Exercise brief —
Nothing but a number should be written: the count of lines below that contain "posts".

#### Records for the exercise ####

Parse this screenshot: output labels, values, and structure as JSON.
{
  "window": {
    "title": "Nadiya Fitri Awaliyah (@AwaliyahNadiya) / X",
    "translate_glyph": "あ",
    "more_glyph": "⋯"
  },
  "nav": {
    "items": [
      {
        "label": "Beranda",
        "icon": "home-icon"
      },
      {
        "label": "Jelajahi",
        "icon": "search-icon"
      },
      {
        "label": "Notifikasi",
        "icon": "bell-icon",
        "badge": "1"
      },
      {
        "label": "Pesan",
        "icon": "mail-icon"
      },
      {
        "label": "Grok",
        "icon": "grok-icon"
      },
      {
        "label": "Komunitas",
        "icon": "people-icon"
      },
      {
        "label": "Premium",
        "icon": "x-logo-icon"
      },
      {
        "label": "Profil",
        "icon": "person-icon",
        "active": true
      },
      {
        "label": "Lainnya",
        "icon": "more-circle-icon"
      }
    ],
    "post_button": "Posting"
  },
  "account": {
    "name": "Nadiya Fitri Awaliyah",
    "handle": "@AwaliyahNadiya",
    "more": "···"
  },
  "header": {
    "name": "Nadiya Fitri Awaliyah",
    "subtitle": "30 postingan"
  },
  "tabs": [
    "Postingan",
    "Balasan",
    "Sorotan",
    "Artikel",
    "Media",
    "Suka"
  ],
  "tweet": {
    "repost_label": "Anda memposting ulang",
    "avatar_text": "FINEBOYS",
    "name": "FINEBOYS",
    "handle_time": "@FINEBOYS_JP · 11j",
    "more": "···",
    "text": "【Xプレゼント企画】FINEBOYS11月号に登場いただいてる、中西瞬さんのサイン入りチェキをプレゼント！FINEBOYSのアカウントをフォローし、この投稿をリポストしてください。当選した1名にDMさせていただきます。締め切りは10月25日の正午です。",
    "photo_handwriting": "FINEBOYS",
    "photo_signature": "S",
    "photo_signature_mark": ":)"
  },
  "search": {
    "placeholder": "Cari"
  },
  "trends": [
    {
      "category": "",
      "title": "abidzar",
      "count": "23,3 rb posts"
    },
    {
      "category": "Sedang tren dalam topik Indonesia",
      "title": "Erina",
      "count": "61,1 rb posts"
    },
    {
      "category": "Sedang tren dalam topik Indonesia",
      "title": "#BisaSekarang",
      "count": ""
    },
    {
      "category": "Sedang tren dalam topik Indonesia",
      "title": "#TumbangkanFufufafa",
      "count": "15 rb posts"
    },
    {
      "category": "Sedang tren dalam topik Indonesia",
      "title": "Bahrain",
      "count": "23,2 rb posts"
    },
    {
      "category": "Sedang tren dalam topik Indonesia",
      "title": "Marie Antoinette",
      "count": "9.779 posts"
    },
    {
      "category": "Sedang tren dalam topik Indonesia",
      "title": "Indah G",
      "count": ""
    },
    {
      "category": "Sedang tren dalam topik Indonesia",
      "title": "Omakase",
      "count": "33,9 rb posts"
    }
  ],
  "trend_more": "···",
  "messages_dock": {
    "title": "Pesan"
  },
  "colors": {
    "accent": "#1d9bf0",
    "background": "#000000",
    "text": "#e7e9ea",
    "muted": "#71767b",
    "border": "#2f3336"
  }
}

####

Exercise response —
6